■ PROBLEM STATEMENT: Which lines below mention "FINAL"? Pick each one out.

********

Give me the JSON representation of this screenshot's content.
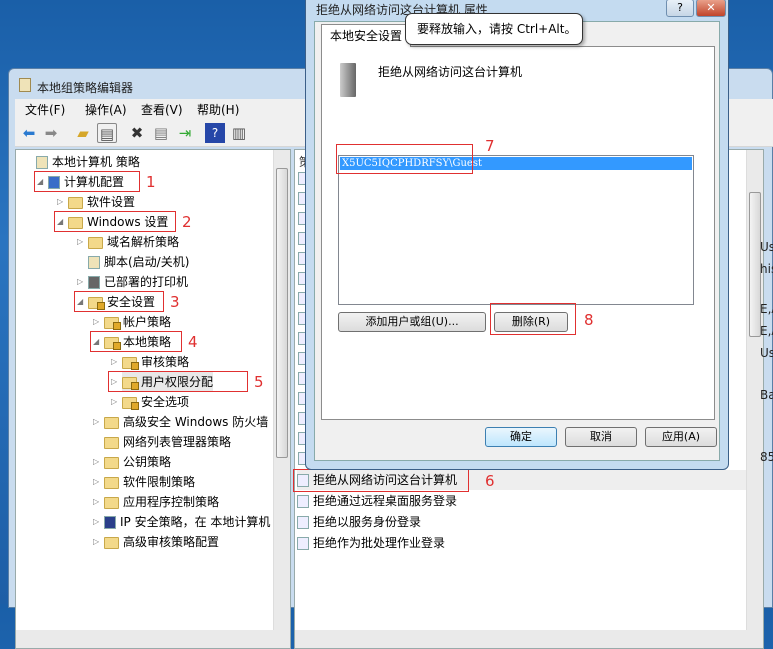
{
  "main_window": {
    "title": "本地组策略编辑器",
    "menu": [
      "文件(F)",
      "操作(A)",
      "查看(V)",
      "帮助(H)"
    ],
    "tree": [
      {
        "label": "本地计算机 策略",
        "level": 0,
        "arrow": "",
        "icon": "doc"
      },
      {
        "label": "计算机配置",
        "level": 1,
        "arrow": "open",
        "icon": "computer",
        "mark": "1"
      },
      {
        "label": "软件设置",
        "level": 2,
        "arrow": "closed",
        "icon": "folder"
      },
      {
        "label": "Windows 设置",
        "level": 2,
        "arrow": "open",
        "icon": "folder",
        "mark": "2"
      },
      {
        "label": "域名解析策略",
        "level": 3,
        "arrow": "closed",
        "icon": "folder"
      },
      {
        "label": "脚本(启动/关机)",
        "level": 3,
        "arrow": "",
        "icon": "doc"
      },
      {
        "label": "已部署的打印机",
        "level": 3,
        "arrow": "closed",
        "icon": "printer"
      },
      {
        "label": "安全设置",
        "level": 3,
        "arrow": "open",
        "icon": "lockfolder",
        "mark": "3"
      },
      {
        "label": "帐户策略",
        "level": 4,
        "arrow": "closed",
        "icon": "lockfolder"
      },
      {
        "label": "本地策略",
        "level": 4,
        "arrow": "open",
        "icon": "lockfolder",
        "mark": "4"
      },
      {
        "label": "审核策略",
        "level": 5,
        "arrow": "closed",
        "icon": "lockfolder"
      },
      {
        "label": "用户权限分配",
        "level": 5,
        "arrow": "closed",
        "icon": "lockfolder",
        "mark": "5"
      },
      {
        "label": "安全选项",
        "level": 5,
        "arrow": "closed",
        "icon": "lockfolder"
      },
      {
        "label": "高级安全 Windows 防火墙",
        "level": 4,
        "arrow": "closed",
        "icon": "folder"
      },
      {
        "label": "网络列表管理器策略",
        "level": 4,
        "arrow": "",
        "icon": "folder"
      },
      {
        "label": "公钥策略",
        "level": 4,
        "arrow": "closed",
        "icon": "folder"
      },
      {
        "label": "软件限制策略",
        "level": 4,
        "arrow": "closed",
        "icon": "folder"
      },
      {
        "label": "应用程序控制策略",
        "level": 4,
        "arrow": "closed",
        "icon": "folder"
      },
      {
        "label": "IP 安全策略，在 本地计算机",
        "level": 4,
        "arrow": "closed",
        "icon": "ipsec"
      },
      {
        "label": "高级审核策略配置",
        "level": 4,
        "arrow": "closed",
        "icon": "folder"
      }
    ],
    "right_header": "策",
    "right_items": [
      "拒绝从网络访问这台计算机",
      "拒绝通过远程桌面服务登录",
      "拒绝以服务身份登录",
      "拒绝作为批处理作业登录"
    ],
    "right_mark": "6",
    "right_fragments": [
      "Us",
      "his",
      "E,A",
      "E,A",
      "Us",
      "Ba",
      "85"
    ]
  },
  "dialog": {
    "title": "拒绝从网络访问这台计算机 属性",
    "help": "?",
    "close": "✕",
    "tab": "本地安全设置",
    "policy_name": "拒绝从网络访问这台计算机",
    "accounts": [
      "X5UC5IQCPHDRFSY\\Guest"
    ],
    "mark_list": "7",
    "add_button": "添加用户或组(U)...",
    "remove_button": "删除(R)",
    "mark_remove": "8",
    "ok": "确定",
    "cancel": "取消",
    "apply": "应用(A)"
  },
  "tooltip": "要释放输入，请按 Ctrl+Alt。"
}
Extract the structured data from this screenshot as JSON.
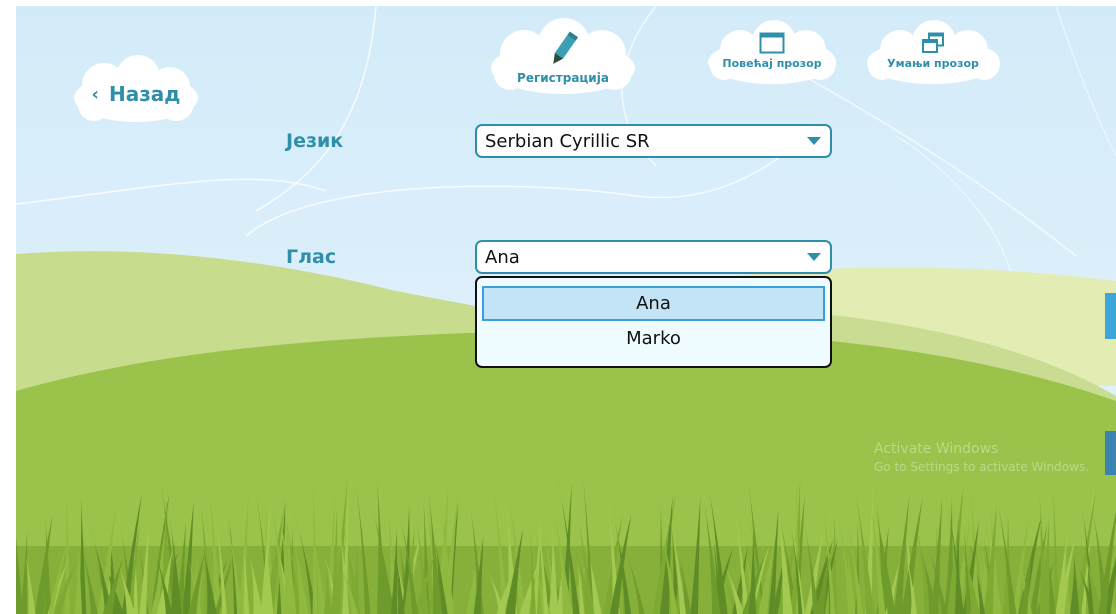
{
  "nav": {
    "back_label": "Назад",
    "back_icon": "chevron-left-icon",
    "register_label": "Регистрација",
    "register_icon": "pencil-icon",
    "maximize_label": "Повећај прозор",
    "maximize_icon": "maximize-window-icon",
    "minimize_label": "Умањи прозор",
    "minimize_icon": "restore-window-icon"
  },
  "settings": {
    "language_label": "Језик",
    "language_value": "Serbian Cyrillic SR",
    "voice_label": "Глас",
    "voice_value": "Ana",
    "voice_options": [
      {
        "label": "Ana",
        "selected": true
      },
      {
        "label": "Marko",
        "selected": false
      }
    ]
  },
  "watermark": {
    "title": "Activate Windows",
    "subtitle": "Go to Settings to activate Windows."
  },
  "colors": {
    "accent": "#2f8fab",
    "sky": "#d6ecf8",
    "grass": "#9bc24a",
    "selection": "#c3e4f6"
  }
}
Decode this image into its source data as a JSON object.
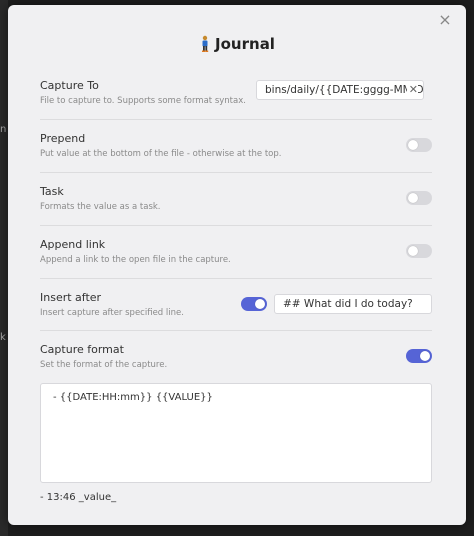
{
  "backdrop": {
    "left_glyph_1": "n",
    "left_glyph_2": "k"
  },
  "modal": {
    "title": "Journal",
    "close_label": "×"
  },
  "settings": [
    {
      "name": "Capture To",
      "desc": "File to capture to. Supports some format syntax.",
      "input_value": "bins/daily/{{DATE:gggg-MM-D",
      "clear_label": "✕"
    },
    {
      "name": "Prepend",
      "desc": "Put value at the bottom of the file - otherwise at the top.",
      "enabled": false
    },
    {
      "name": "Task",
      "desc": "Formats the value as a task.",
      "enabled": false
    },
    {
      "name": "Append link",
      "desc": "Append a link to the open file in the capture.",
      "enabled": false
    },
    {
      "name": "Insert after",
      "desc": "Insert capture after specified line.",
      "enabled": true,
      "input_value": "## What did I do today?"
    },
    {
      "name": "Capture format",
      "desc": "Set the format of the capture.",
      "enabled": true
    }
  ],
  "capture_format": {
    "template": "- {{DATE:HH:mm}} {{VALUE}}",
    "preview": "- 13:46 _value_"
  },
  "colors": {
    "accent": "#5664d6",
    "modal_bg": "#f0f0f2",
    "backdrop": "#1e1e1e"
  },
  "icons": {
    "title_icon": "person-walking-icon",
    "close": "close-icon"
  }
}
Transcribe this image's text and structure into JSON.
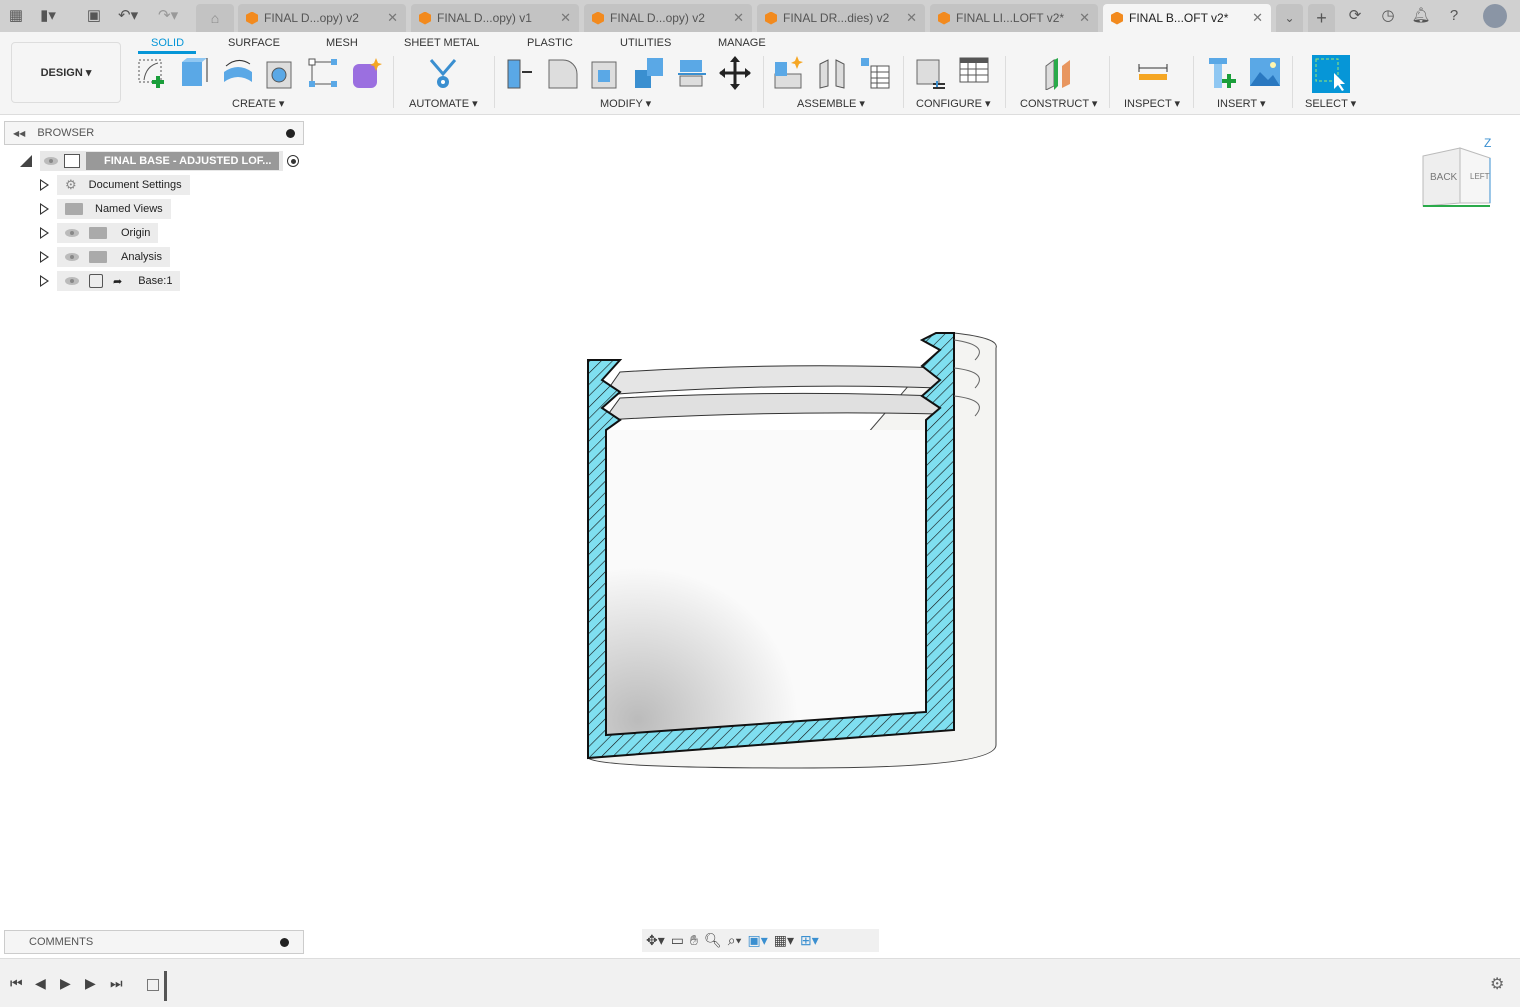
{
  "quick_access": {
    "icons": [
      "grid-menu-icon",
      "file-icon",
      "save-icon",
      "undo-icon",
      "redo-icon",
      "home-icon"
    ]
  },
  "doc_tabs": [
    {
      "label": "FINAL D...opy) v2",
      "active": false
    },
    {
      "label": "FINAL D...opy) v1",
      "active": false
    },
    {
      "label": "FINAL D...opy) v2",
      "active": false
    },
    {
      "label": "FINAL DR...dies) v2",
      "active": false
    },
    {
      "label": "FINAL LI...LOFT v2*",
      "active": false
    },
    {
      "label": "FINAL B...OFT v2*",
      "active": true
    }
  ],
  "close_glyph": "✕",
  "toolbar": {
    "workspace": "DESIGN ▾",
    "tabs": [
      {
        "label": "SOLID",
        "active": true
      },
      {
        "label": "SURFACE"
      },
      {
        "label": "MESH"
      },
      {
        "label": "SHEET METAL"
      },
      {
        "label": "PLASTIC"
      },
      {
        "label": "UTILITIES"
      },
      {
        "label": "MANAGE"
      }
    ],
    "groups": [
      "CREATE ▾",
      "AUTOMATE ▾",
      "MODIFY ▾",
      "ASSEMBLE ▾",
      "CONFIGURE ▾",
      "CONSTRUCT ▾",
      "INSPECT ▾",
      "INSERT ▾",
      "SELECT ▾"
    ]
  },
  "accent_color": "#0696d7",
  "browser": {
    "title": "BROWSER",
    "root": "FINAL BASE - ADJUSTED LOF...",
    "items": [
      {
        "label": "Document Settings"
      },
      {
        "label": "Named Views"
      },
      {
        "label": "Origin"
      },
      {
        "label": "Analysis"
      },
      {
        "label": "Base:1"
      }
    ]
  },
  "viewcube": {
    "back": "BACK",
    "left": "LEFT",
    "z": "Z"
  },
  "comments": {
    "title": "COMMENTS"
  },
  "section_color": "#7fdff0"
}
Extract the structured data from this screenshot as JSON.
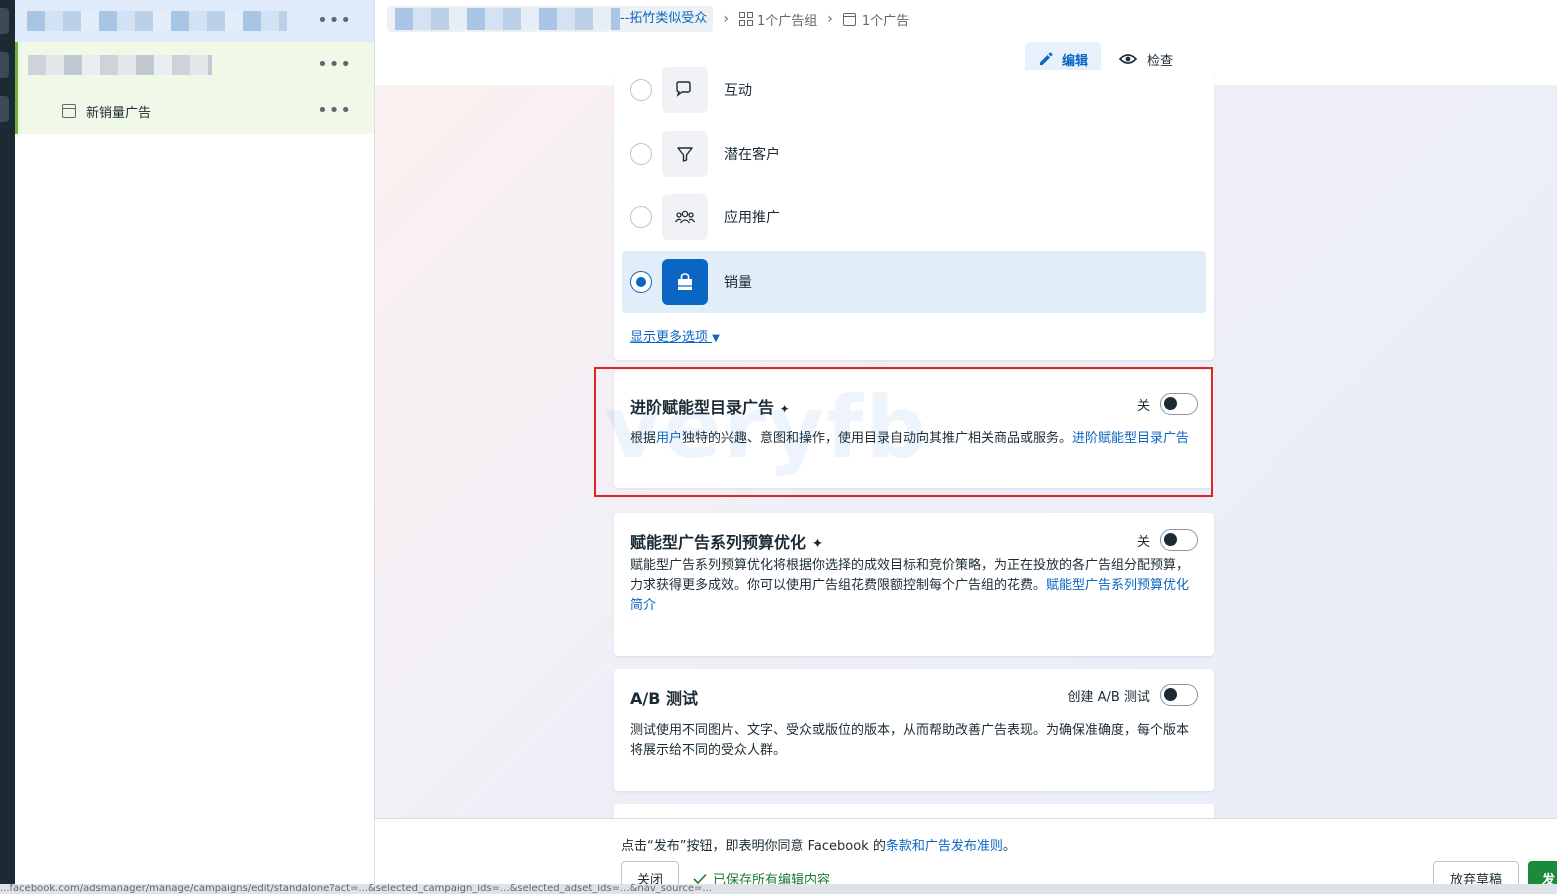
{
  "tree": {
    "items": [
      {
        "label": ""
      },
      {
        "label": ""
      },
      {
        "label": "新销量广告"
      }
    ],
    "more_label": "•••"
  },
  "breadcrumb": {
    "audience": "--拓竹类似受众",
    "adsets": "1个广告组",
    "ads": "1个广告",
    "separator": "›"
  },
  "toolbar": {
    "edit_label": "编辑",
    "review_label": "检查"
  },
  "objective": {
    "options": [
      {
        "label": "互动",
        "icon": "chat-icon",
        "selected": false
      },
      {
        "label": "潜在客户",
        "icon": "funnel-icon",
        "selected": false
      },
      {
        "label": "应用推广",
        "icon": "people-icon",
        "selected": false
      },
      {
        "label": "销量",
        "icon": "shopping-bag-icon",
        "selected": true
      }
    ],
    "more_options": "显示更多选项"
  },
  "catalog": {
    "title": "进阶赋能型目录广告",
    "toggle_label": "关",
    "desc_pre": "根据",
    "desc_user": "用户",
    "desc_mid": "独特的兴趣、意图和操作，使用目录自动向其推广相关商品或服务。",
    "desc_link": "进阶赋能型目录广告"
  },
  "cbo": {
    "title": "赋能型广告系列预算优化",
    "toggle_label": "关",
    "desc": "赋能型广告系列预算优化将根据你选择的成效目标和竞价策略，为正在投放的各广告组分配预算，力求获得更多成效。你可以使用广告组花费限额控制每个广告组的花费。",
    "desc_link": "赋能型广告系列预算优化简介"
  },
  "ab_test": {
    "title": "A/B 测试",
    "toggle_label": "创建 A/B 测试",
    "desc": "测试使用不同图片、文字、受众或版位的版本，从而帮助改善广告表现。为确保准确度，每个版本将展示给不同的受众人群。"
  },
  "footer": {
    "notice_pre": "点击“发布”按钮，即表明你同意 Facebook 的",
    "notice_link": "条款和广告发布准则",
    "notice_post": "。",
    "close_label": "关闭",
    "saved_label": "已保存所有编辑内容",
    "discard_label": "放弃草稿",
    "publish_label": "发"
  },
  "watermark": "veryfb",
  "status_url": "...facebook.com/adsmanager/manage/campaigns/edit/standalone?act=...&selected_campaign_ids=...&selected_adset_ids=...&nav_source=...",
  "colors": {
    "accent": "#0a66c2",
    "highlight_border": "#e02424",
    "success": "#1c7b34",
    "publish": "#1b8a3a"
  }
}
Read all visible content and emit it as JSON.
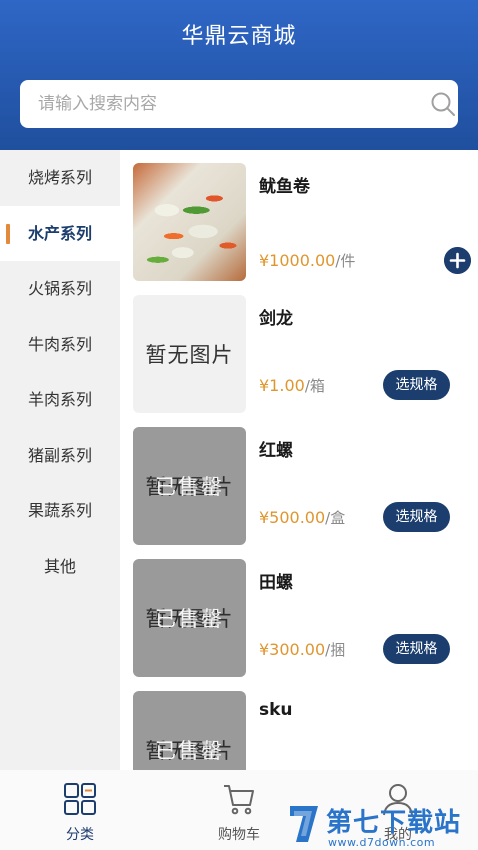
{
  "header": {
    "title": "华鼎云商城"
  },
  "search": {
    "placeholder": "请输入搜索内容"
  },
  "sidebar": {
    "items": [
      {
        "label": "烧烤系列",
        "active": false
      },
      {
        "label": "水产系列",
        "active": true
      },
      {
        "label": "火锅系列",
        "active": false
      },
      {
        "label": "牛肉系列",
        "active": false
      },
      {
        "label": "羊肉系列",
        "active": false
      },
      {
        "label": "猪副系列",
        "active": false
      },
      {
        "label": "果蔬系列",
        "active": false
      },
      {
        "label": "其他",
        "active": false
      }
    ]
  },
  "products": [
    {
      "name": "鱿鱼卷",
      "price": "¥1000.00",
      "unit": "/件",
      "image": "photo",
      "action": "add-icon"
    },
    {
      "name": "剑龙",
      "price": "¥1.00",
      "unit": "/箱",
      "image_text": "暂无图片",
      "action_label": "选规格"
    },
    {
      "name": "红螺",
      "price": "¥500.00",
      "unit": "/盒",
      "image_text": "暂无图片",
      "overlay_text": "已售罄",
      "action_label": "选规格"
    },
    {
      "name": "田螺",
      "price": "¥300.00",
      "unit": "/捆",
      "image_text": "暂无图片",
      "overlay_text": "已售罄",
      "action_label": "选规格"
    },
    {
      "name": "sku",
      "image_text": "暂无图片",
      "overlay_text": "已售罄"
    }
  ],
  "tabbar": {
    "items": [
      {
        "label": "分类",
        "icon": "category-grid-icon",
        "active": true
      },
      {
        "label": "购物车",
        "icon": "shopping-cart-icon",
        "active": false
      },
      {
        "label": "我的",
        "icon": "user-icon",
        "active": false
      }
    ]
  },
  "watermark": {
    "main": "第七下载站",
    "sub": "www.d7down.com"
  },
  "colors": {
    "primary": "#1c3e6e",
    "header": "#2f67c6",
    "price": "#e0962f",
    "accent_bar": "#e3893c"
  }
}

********

■ EXERCISE SOLUTION:
      "label": "FINAL D...opy) v2",
      "label": "FINAL D...opy) v1",
      "label": "FINAL D...opy) v2",
      "label": "FINAL DR...dies) v2",
      "label": "FINAL LI...LOFT v2*",
      "label": "FINAL B...OFT v2*",
    "root": "FINAL BASE - ADJUSTED LOF...",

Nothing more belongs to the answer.